Element data from apps and pages:
+ + + +
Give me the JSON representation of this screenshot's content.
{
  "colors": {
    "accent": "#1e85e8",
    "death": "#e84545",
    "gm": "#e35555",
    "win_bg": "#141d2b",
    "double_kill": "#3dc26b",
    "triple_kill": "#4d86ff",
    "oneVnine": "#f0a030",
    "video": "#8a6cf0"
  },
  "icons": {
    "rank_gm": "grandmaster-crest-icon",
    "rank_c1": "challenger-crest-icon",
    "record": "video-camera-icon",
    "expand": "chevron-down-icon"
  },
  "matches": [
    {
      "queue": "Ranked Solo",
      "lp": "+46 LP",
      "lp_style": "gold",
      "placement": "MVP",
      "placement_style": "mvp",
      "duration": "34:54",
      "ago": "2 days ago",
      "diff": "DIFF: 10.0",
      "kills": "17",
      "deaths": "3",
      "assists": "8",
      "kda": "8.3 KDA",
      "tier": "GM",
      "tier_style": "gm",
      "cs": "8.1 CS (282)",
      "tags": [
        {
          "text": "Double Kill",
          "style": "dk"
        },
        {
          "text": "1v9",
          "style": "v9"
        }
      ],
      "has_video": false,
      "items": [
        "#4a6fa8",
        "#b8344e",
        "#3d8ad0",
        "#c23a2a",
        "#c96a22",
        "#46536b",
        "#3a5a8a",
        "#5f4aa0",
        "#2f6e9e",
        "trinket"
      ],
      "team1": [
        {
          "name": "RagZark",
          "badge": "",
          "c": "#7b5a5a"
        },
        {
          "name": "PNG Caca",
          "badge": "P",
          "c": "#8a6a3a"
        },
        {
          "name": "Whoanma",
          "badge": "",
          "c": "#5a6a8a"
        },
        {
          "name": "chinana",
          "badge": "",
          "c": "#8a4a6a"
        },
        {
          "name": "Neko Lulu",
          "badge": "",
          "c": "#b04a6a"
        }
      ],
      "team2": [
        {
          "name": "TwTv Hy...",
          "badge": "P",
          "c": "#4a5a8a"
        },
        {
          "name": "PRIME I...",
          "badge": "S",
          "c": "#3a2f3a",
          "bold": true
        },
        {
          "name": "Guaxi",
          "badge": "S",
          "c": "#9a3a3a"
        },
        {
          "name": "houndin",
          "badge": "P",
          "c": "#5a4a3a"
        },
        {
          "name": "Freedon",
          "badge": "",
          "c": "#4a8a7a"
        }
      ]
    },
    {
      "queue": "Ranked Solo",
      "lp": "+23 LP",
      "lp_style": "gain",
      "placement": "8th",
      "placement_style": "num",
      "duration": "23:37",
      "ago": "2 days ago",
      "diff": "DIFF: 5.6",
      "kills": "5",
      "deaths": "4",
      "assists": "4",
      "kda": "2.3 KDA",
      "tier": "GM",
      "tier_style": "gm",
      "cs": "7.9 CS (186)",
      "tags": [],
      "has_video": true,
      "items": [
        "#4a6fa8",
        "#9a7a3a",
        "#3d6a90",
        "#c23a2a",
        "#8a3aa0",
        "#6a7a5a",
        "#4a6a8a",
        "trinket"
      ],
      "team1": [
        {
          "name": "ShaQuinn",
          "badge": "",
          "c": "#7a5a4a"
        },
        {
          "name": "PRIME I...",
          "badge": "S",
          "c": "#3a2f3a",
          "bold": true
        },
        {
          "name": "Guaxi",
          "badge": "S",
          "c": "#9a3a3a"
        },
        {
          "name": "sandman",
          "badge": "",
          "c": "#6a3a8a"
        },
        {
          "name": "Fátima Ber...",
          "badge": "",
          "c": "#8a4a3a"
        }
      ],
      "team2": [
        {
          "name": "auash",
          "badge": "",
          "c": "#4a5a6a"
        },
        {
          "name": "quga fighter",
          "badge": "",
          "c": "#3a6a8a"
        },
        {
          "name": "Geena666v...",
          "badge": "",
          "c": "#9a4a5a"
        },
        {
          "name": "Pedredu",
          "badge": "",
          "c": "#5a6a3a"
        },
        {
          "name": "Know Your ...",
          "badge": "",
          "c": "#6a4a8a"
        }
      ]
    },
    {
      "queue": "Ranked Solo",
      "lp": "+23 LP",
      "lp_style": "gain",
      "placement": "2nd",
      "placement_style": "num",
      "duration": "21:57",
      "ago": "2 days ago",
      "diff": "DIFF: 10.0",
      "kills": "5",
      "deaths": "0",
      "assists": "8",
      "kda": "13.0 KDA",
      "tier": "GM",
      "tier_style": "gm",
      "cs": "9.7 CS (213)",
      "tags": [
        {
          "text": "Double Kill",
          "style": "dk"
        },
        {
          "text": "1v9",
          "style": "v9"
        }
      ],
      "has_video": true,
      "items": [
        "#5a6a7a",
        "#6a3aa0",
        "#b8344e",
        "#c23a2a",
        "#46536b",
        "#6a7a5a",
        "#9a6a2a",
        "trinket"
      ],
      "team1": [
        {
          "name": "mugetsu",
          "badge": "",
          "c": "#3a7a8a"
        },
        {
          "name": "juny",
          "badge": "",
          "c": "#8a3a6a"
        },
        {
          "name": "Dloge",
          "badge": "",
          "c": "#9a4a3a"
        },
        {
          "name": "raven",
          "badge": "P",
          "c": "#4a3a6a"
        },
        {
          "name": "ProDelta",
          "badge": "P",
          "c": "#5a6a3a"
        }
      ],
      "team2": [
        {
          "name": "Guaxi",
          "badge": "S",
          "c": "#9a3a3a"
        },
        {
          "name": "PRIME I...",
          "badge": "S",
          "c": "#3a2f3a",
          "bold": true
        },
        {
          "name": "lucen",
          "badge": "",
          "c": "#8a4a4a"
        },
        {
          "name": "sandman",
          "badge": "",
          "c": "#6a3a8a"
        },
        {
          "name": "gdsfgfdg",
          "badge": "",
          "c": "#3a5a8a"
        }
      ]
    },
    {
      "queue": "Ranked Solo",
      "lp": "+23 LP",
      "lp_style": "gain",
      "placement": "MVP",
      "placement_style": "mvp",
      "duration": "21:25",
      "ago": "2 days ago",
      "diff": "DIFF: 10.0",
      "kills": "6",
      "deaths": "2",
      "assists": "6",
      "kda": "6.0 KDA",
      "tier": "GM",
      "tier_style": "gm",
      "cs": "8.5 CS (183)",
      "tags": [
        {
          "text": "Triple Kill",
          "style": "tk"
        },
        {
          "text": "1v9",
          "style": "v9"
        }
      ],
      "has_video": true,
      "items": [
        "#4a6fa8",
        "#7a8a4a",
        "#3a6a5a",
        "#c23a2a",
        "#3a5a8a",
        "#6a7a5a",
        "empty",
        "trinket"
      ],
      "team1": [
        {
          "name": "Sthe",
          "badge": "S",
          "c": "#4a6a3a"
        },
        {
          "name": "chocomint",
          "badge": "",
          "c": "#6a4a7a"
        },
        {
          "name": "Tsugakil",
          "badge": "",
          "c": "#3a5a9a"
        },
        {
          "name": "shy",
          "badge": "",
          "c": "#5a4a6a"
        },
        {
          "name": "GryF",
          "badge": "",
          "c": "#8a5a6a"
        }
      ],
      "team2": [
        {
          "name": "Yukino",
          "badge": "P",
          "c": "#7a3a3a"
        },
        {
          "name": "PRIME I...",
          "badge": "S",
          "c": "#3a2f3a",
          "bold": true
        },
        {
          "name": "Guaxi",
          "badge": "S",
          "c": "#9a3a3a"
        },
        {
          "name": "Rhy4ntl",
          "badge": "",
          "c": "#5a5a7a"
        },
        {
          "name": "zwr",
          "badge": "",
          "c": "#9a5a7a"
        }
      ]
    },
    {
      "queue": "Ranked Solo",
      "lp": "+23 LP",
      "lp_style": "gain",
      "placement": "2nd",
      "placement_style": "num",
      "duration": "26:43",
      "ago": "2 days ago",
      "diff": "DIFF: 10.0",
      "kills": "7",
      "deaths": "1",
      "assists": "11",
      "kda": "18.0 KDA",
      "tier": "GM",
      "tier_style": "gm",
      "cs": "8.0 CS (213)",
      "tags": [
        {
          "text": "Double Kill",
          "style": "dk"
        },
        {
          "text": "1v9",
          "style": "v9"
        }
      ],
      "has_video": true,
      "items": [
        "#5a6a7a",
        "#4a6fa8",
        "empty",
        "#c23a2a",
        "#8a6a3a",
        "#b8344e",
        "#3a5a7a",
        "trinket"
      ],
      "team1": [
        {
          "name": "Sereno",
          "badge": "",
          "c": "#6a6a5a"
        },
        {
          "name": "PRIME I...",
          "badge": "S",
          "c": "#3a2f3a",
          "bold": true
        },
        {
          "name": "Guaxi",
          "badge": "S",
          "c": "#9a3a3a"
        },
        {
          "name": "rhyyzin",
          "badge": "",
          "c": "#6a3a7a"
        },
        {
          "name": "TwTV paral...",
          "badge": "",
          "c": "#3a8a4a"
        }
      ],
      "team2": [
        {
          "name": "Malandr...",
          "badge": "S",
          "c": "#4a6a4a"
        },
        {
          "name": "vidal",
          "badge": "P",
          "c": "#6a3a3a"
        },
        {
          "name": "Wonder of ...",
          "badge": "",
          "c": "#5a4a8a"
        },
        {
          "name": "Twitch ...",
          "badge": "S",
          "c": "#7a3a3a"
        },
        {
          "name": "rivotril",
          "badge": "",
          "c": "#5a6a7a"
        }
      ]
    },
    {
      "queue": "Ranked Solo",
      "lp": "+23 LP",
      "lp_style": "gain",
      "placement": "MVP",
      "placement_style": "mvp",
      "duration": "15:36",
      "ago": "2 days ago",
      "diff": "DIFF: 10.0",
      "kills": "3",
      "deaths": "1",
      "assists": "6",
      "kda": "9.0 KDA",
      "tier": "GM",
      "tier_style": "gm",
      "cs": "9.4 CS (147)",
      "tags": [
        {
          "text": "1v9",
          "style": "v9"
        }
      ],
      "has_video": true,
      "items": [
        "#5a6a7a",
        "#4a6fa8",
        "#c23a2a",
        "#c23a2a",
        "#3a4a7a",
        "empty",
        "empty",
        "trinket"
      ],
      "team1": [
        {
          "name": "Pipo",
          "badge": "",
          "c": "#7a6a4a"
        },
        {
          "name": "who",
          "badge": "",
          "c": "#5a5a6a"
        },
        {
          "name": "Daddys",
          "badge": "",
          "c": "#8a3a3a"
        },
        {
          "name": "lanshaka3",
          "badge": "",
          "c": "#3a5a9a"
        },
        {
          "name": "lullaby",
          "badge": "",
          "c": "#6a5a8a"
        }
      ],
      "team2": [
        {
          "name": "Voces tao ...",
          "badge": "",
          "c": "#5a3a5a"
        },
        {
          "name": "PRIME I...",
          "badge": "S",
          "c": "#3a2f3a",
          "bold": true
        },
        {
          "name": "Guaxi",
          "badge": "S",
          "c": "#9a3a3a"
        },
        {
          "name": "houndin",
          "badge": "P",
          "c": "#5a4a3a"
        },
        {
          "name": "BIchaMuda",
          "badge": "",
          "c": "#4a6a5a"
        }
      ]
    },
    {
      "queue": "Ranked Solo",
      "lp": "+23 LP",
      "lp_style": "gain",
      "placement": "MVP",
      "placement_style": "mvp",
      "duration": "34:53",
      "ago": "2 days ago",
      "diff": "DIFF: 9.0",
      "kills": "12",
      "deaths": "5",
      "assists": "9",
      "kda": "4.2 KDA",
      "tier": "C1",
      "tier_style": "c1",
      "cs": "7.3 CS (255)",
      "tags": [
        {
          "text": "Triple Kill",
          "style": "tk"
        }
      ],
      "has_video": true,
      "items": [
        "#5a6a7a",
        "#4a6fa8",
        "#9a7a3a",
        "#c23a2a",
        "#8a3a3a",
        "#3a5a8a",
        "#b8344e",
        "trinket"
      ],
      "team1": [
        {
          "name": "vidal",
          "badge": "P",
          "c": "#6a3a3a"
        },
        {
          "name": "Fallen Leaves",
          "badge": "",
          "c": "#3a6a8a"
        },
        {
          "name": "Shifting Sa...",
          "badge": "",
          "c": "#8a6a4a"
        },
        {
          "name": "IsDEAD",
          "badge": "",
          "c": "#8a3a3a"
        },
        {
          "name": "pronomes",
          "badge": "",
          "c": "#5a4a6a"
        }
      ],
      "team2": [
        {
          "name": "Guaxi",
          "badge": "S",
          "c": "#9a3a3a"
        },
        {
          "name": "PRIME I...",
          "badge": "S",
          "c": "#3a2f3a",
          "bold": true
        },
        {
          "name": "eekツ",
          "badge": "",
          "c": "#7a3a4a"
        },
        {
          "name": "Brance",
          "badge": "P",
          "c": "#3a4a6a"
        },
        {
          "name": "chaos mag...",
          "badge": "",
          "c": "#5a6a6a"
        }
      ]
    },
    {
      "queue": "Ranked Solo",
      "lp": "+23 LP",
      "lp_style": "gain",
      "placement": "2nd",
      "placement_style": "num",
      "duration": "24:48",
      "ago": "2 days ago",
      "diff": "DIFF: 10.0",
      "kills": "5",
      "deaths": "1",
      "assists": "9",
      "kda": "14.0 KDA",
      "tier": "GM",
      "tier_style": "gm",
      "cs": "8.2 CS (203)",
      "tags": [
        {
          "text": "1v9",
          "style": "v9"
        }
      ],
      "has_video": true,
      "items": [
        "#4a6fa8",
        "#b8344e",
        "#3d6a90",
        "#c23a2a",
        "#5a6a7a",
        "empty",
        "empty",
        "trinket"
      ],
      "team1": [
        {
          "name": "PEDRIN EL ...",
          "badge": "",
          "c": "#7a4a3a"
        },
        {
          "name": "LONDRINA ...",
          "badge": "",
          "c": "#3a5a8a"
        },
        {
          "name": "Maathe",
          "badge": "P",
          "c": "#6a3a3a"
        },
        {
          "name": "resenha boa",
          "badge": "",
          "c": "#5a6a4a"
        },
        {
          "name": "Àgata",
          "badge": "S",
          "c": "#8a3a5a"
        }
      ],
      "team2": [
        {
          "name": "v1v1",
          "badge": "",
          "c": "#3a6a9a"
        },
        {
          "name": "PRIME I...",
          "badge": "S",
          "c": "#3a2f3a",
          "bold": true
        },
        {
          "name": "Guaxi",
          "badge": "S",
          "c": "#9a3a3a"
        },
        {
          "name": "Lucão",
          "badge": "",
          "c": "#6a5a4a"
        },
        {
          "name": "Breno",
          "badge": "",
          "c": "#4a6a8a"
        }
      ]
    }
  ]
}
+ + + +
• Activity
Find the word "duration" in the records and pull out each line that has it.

• Result for this exercise
      "duration": "34:54",
      "duration": "23:37",
      "duration": "21:57",
      "duration": "21:25",
      "duration": "26:43",
      "duration": "15:36",
      "duration": "34:53",
      "duration": "24:48",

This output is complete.